**Work request:** Where the word "Excersize" occurs in a line of the data, return the whole line.

**Input:**
-=-=-=-=-

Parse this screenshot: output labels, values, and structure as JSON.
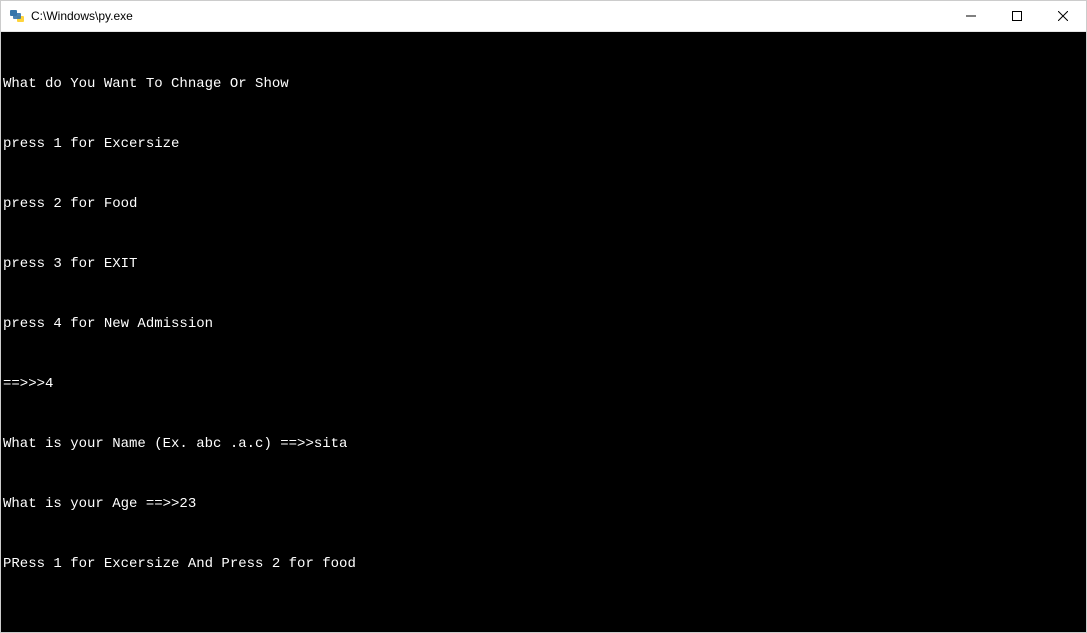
{
  "window": {
    "title": "C:\\Windows\\py.exe"
  },
  "terminal": {
    "lines": [
      "What do You Want To Chnage Or Show",
      "press 1 for Excersize",
      "press 2 for Food",
      "press 3 for EXIT",
      "press 4 for New Admission",
      "==>>>4",
      "What is your Name (Ex. abc .a.c) ==>>sita",
      "What is your Age ==>>23",
      "PRess 1 for Excersize And Press 2 for food"
    ]
  }
}
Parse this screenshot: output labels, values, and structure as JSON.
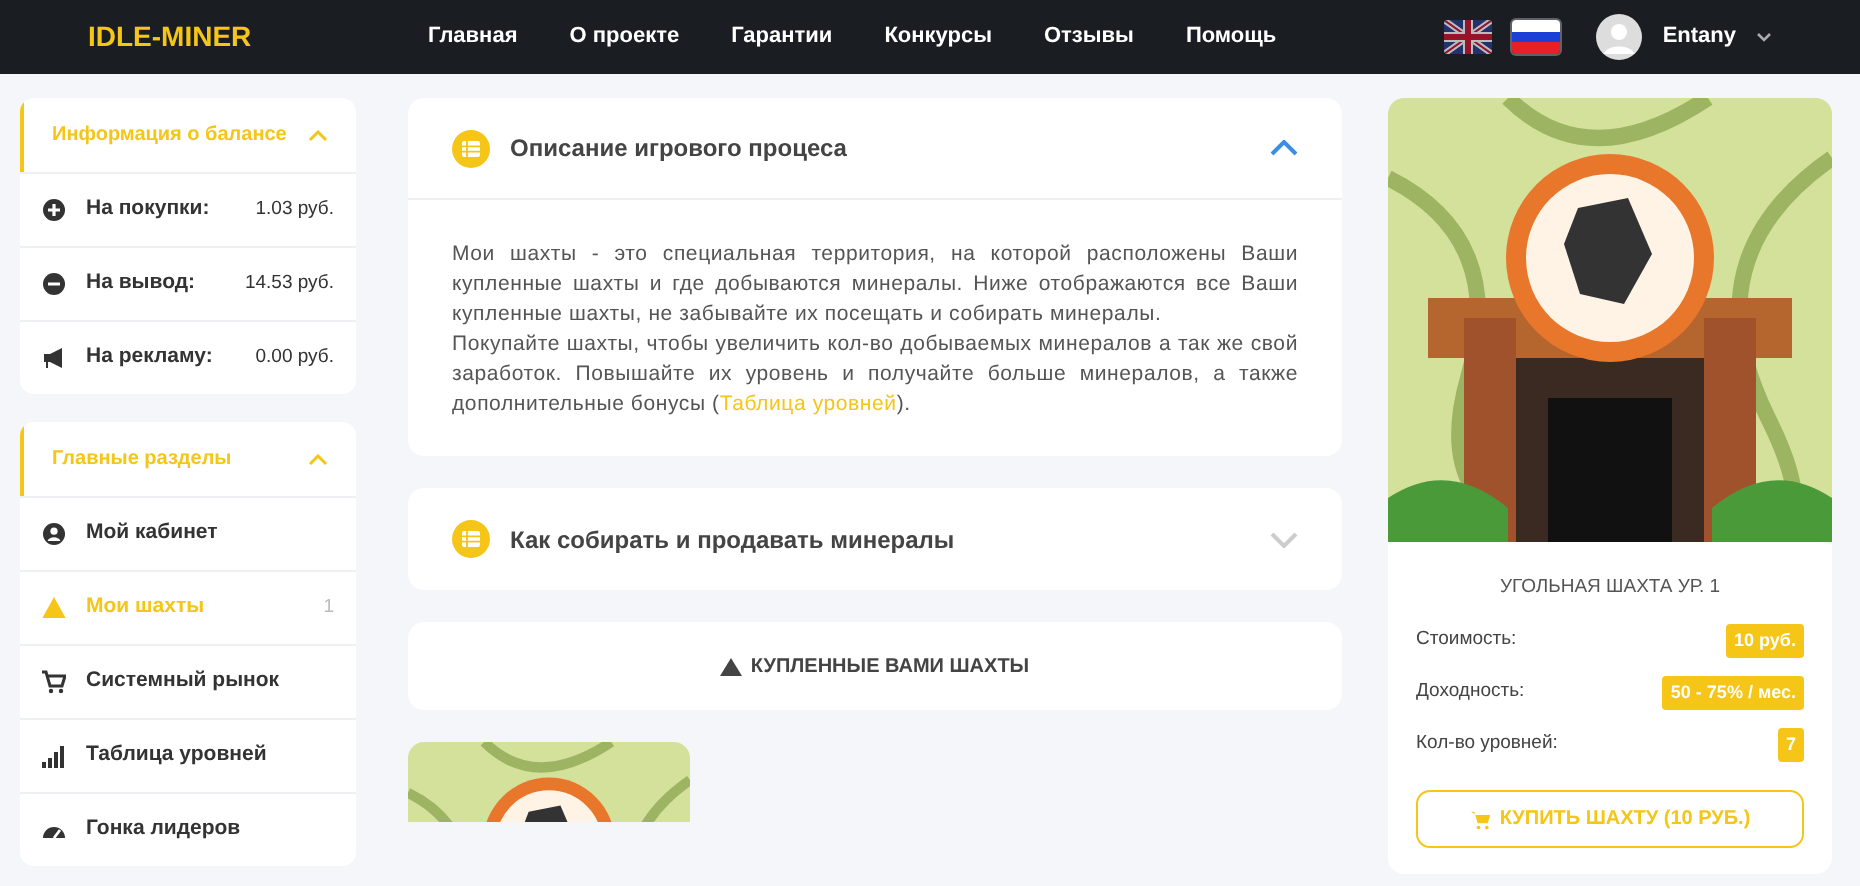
{
  "header": {
    "logo": "IDLE-MINER",
    "nav": [
      {
        "label": "Главная"
      },
      {
        "label": "О проекте"
      },
      {
        "label": "Гарантии"
      },
      {
        "label": "Конкурсы"
      },
      {
        "label": "Отзывы"
      },
      {
        "label": "Помощь"
      }
    ],
    "languages": [
      {
        "kind": "uk",
        "selected": false
      },
      {
        "kind": "ru",
        "selected": true
      }
    ],
    "user": {
      "name": "Entany"
    }
  },
  "sidebar": [
    {
      "title": "Информация о балансе",
      "expanded": true,
      "items": [
        {
          "kind": "plus",
          "label": "На покупки:",
          "value": "1.03 руб.",
          "selected": false
        },
        {
          "kind": "minus",
          "label": "На вывод:",
          "value": "14.53 руб.",
          "selected": false
        },
        {
          "kind": "megaphone",
          "label": "На рекламу:",
          "value": "0.00 руб.",
          "selected": false
        }
      ]
    },
    {
      "title": "Главные разделы",
      "expanded": true,
      "items": [
        {
          "kind": "user",
          "label": "Мой кабинет",
          "selected": false
        },
        {
          "kind": "warning",
          "label": "Мои шахты",
          "value": "1",
          "selected": true
        },
        {
          "kind": "cart",
          "label": "Системный рынок",
          "selected": false
        },
        {
          "kind": "bars",
          "label": "Таблица уровней",
          "selected": false
        },
        {
          "kind": "gauge",
          "label": "Гонка лидеров",
          "selected": false
        }
      ]
    }
  ],
  "accordion": [
    {
      "title": "Описание игрового процеса",
      "expanded": true,
      "paragraphs": [
        "Мои шахты - это специальная территория, на которой расположены Ваши купленные шахты и где добываются минералы. Ниже отображаются все Ваши купленные шахты, не забывайте их посещать и собирать минералы.",
        "Покупайте шахты, чтобы увеличить кол-во добываемых минералов а так же свой заработок. Повышайте их уровень и получайте больше минералов, а также дополнительные бонусы ("
      ],
      "link": "Таблица уровней",
      "after_link": ")."
    },
    {
      "title": "Как собирать и продавать минералы",
      "expanded": false
    }
  ],
  "purchased_heading": "КУПЛЕННЫЕ ВАМИ ШАХТЫ",
  "shop_card": {
    "title": "УГОЛЬНАЯ ШАХТА УР. 1",
    "stats": [
      {
        "label": "Стоимость:",
        "value": "10 руб."
      },
      {
        "label": "Доходность:",
        "value": "50 - 75% / мес."
      },
      {
        "label": "Кол-во уровней:",
        "value": "7"
      }
    ],
    "button": "КУПИТЬ ШАХТУ (10 РУБ.)"
  }
}
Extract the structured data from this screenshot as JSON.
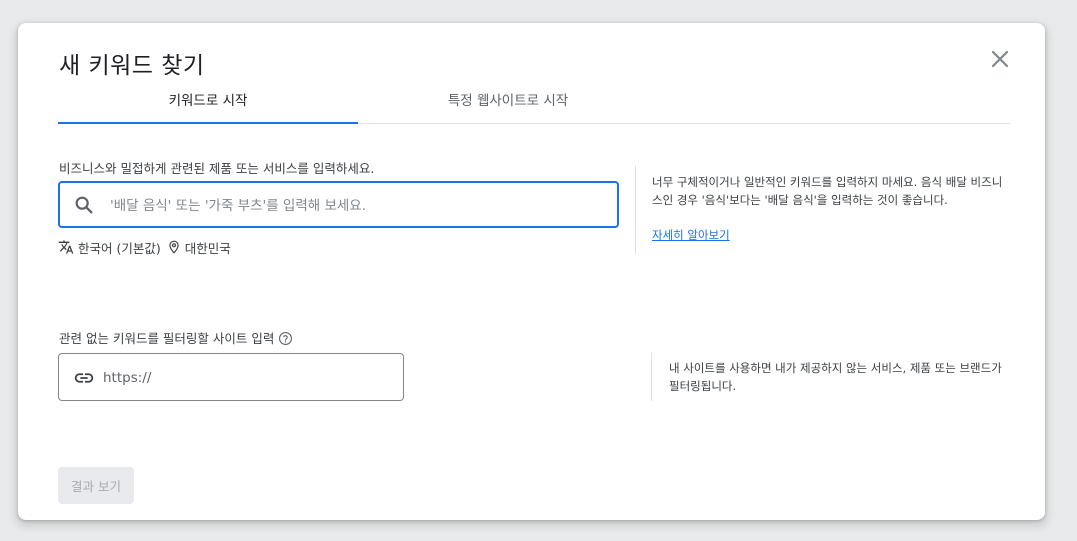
{
  "dialog": {
    "title": "새 키워드 찾기",
    "close_icon": "close-icon"
  },
  "tabs": [
    {
      "label": "키워드로 시작",
      "active": true
    },
    {
      "label": "특정 웹사이트로 시작",
      "active": false
    }
  ],
  "keyword_section": {
    "label": "비즈니스와 밀접하게 관련된 제품 또는 서비스를 입력하세요.",
    "search_placeholder": "'배달 음식' 또는 '가죽 부츠'를 입력해 보세요.",
    "search_value": "",
    "language": "한국어 (기본값)",
    "location": "대한민국",
    "help_text": "너무 구체적이거나 일반적인 키워드를 입력하지 마세요. 음식 배달 비즈니스인 경우 '음식'보다는 '배달 음식'을 입력하는 것이 좋습니다.",
    "help_link": "자세히 알아보기"
  },
  "site_section": {
    "label": "관련 없는 키워드를 필터링할 사이트 입력",
    "url_placeholder": "https://",
    "help_text": "내 사이트를 사용하면 내가 제공하지 않는 서비스, 제품 또는 브랜드가 필터링됩니다."
  },
  "actions": {
    "results_label": "결과 보기",
    "results_enabled": false
  },
  "colors": {
    "accent": "#1a73e8",
    "text": "#3c4043",
    "disabled_bg": "#e8eaed",
    "disabled_text": "#a8abaf"
  }
}
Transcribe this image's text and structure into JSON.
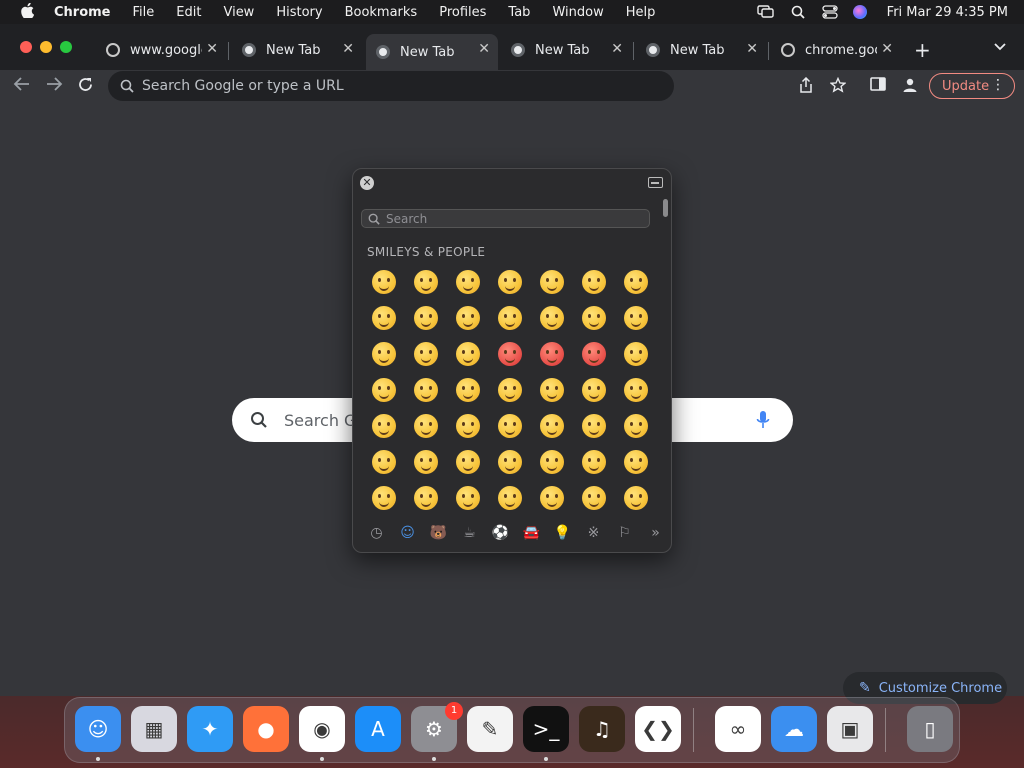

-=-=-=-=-

**Exercise output:**
      "press 1 for Excersize",
      "PRess 1 for Excersize And Press 2 for food"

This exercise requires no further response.